Books by John David Morley

THE ANATOMY LESSON by John David Morley
FICTION & LITERATURE
Released: Sept. 8, 1995

Morley (The Feast of Fools, Jan. 1995, etc.) takes us on an evening's ramble through the dim Amsterdam backstreetsa ramble leading slowly up to the revelation of a troubled family's unhappy historyin this quietly powerful work. As the hero (of sorts), Kiddo cuts a strangely familiar figure: A college dropout who lives on welfare and squats in a derelict building in an old part of Amsterdam, he seems, in his spoiled-brat rebelliousness, to embody all the pretensions of a certain class of overindulged, intellectual children. ``As an inhabitant of a perfectly level country, without even the faintest rise of an expectation on my horizon...I've been cultivating the art of Now, making notes towards a new definition of hope, that is, of hopelessness.'' And how: Bitterly angry at his parents for their decision to divorce and send him (at 13) to Boston to live with his mother, Kiddo hied back to Amsterdam at the first opportunity and threw himself into the faux-nihilist scene that European counterculture can offer young American expats. Partly, it seems, he was reacting against the example of his older brother, Morton, the straight-arrow genius who stayed with Dad and sailed through his university studies only to die of cancer in his early 20s. Most of story here is a recollectionnot so much an elegy as a reconstructionand Rembrandt's painting, The Anatomy Lesson of Dr. Tulp, becomes the central image in Kiddo's attempt to settle in his own mind just what manner of man his brother waseven to the point of witnessing his autopsy. But the insight that's achieved is cumulativea slow piecing together of fragmented information and memory. And Morley wisely resists forcing Kiddo into any kind of pat transformation once he learns some of the darker aspects of his brother's life. The ambiguity at this close strikes just the right note. Haunting and evocative: a work of intense feeling and masterful restraint. Read full book review >
THE FEAST OF FOOLS by John David Morley
Released: Jan. 20, 1995

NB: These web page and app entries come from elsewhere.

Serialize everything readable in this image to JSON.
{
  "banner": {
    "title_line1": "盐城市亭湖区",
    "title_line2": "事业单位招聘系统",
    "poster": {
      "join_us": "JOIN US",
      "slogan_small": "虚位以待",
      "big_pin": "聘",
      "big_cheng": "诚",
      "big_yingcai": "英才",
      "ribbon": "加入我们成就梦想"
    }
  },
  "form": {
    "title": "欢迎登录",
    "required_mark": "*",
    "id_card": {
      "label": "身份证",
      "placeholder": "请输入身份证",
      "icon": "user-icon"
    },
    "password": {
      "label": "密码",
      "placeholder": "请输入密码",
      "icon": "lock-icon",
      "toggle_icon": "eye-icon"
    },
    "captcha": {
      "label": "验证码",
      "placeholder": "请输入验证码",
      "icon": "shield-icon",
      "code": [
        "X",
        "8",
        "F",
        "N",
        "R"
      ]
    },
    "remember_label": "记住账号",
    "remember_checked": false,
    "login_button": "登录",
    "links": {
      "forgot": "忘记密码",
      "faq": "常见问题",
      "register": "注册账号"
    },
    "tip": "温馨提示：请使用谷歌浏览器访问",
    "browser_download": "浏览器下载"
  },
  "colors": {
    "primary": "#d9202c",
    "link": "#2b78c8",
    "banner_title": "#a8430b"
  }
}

British-born Morley (The Case of Thomas N., 1987) fails to put Munich on the literary map in a pretentious second novel that makes the city the heart of a heavily symbolic structure, as creaky as the scenery for Munich's famed carnival balls. Beginning on September 23, the day that marks the autumnal equinox, and ending on March 20, the first day of spring, the story uses the great festivals of the old pagan and Christian calendars as milestones to advance the plot—a plot that seems to have been hatched up mostly to demonstrate that this is indeed a novel, rather than the Rabelaisian travelogue for tourists with special tastes it so often seems. The two strands, mythic and religious, are represented by sisters Stephanie (pagan) and Martha (Christian). Beautiful Stephanie, the story's contemporary Persephone, mysteriously disappears on the day she marries artist Brum and does not reappear until spring. It turns out she has moved in with gloomy but rich Max, the CEO (in a turn of breathtakingly obvious symbolism) of a funeral home conglomerate. Martha, the devout sister, is pregnant and, though married, uncertain of the baby's paternity, a fact that segues neatly into the Christmas Day birth of her twins. As the leaves fall, the seasons turn, the sun enters Scorpio, saints' days come and go, and the city enjoys its traditional and lubricious Oktoberfests, Christmas revels, and pre- Lenten carnivals (the actual Feast of Fools), Brum struggles to understand why Stephanie left him. Minor characters find love, Martha finally lets long-suffering husband Hieronymus enter her ``cone of light,'' and as the Sun rises higher in the sky, snows melt, and Stephanie returns in time for Spring. Life in quaint, naughty Munich can go on...and on. A wannabe big novel that has its moments—the writing is often vivid—but they're not enough. Beer with too much head. Read full book review >